**TASK TO COMPLETE:** The whole listing, exactly as given: write it out, leaving out each image.

**STUDY MATERIAL:**
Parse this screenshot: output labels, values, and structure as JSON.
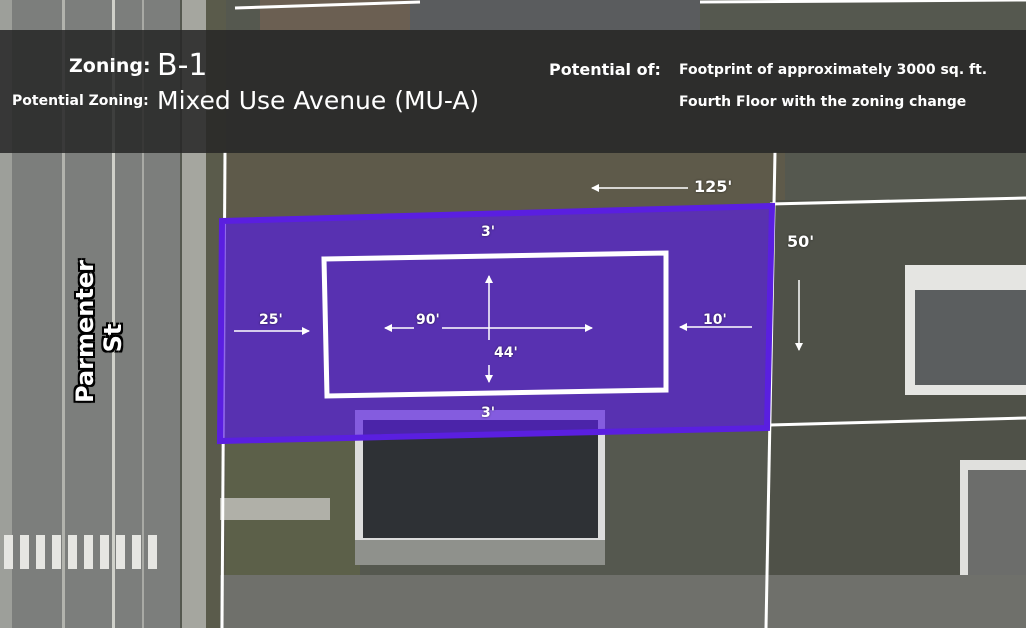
{
  "header": {
    "zoning_label": "Zoning:",
    "zoning_value": "B-1",
    "potential_zoning_label": "Potential Zoning:",
    "potential_zoning_value": "Mixed Use Avenue (MU-A)",
    "potential_of_label": "Potential of:",
    "potential_items": [
      "Footprint of approximately 3000 sq. ft.",
      "Fourth Floor with the zoning change"
    ]
  },
  "map": {
    "street_name": "Parmenter St",
    "lot_color": "#5a1fe0",
    "dimensions": {
      "lot_length": "125'",
      "lot_width": "50'",
      "front_setback": "25'",
      "rear_setback": "10'",
      "side_setback_top": "3'",
      "side_setback_bottom": "3'",
      "building_length": "90'",
      "building_width": "44'"
    }
  }
}
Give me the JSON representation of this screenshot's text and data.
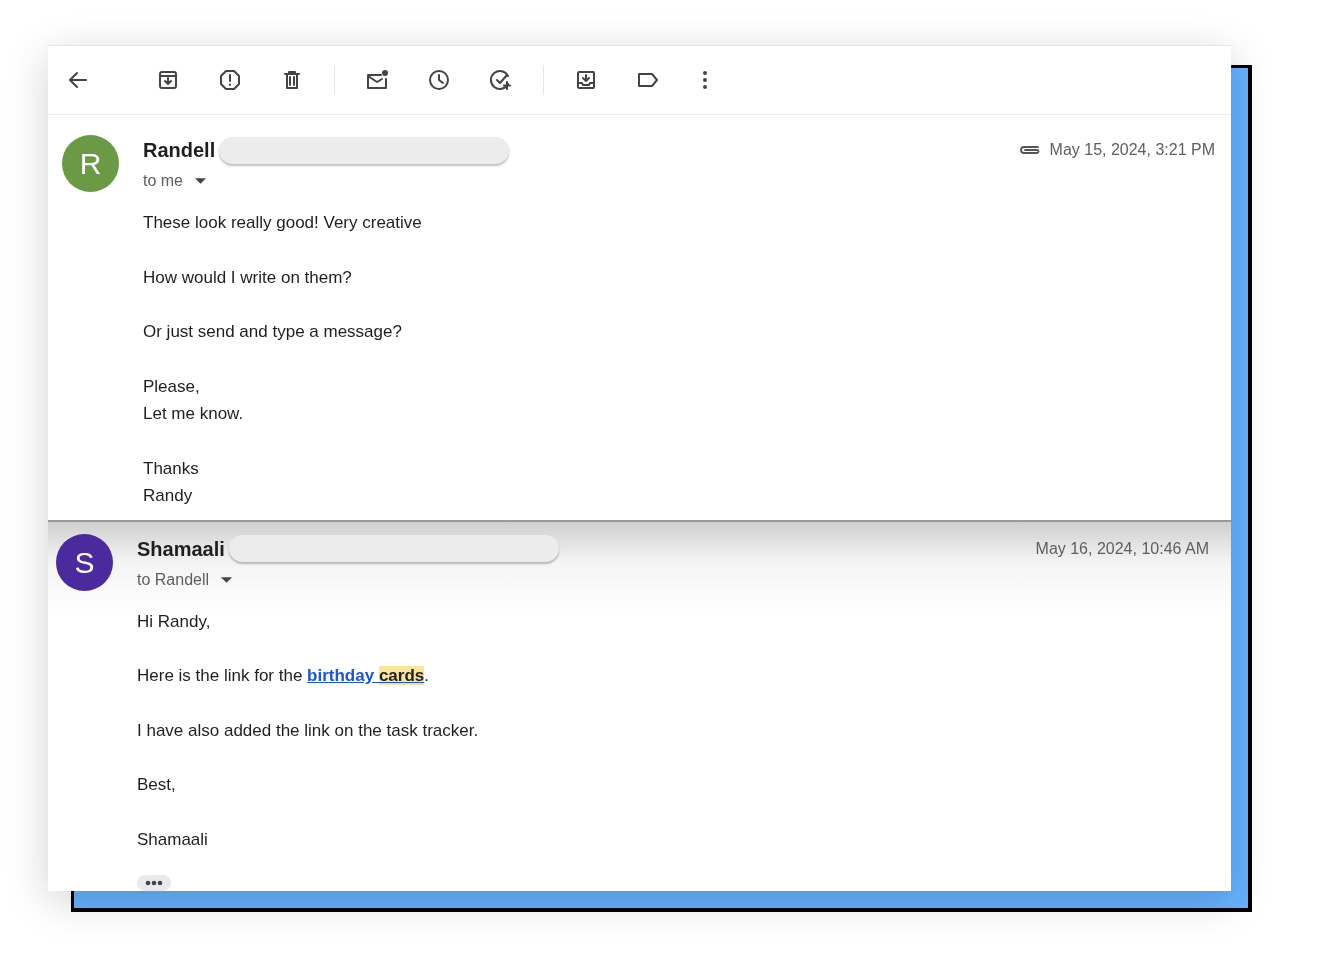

**RESULT BELOW:**
Parse this screenshot: output labels, values, and structure as JSON.
{
  "header": {
    "zoning_label": "Zoning:",
    "zoning_value": "B-1",
    "potential_zoning_label": "Potential Zoning:",
    "potential_zoning_value": "Mixed Use Avenue (MU-A)",
    "potential_of_label": "Potential of:",
    "potential_items": [
      "Footprint of approximately 3000 sq. ft.",
      "Fourth Floor with the zoning change"
    ]
  },
  "map": {
    "street_name": "Parmenter St",
    "lot_color": "#5a1fe0",
    "dimensions": {
      "lot_length": "125'",
      "lot_width": "50'",
      "front_setback": "25'",
      "rear_setback": "10'",
      "side_setback_top": "3'",
      "side_setback_bottom": "3'",
      "building_length": "90'",
      "building_width": "44'"
    }
  }
}
Give me the JSON representation of this screenshot's text and data.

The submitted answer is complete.